Pride comes before a fall and pride goeth before a fall are two renditions of a proverb. We will examine the meaning of the proverb pride comes before a fall or pride goeth before a fall, where the expressions came from, and some examples of their use in sentences.
Pride comes before a fall and pride goeth before a fall mean hubris or overconfidence can lead to mistakes that in turn, lead to failure or disaster. The idea is that someone who thinks he is always right cannot actually be always right; if he does not acknowledge that fact, he can make terrible mistakes. The form pride goeth before a fall harkens back to the phrase’s origin: the Bible. In the King James Version of Proverbs 16:18, we find: “Pride goeth before destruction, and a haughty spirit before a fall.” The phrase then morphed into pride goes before a fall, and then finally, pride comes before a fall. All three iterations of this phrase can be currently found in use in the English language.

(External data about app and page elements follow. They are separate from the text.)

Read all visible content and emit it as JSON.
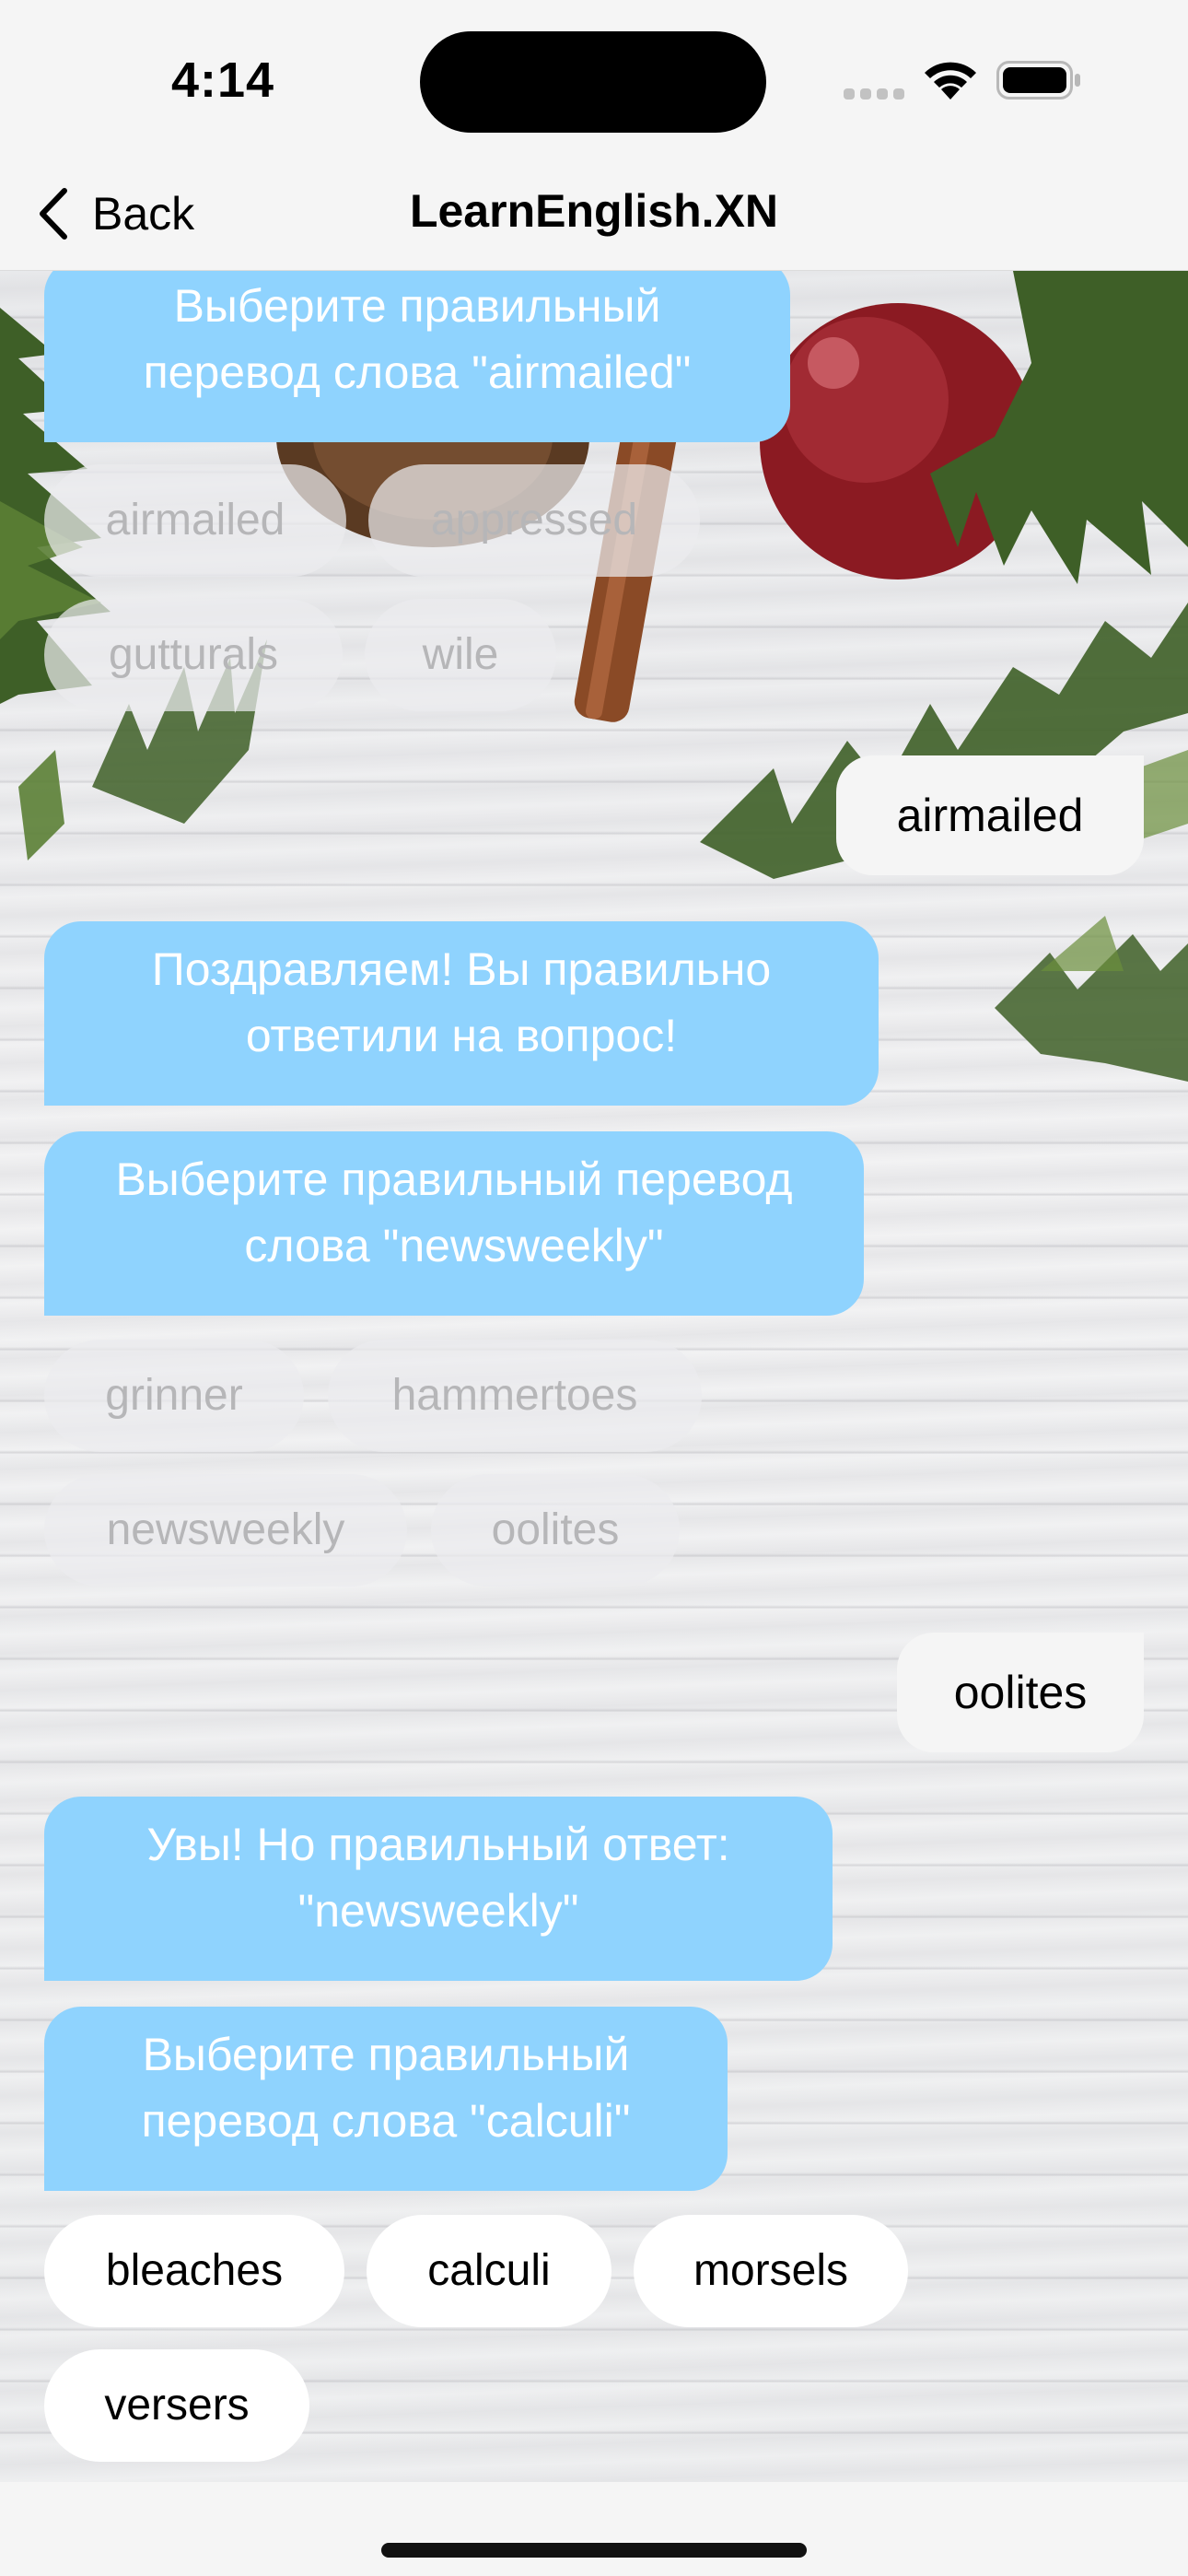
{
  "status_bar": {
    "time": "4:14",
    "icons": [
      "cellular-signal-icon",
      "wifi-icon",
      "battery-icon"
    ]
  },
  "nav": {
    "back_label": "Back",
    "title": "LearnEnglish.XN"
  },
  "colors": {
    "bot_bubble": "#8fd3fe",
    "user_bubble": "#f5f5f5",
    "active_option": "#ffffff"
  },
  "messages": [
    {
      "from": "bot",
      "text": "Выберите правильный перевод слова \"airmailed\""
    },
    {
      "from": "options",
      "state": "answered",
      "items": [
        "airmailed",
        "appressed",
        "gutturals",
        "wile"
      ]
    },
    {
      "from": "user",
      "text": "airmailed"
    },
    {
      "from": "bot",
      "text": "Поздравляем! Вы правильно ответили на вопрос!"
    },
    {
      "from": "bot",
      "text": "Выберите правильный перевод слова \"newsweekly\""
    },
    {
      "from": "options",
      "state": "answered",
      "items": [
        "grinner",
        "hammertoes",
        "newsweekly",
        "oolites"
      ]
    },
    {
      "from": "user",
      "text": "oolites"
    },
    {
      "from": "bot",
      "text": "Увы! Но правильный ответ: \"newsweekly\""
    },
    {
      "from": "bot",
      "text": "Выберите правильный перевод слова \"calculi\""
    },
    {
      "from": "options",
      "state": "active",
      "items": [
        "bleaches",
        "calculi",
        "morsels",
        "versers"
      ]
    }
  ]
}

Pride comes before a fall, and in the case of Back 4 Blood’s zombie-blasting Cleaners, I have high hopes they’ll trip over their shoelaces and tumble into the abyss. (Escapist Magazine)
From behind a scrim depicting tall forests of WA’s south, Williams looms as Ngaank Boodja (Mother Earth), radiant in presence, costume and voice, singing the motto of the story: “Pride comes before a Fall.” (West Australian)
Pride goeth before a fall is a proverb which was sometimes declaimed by my late grandfather when he wanted to remind someone that the vagaries of life would often humble those who were cocksure. (Jamaica Observer)
“Pride Goeth Before a Fall,” according to Proverbs, so best to keep Ken from appearing too flashy, too immodest; just nurture the public perception that Ken – a wise old soul — has brought forth a documentary genre that uplifts the American soul and encourages viewers to be “curious, not cool” (a further bit of wisdom he offered at the end of his Stanford speech). (The Observer)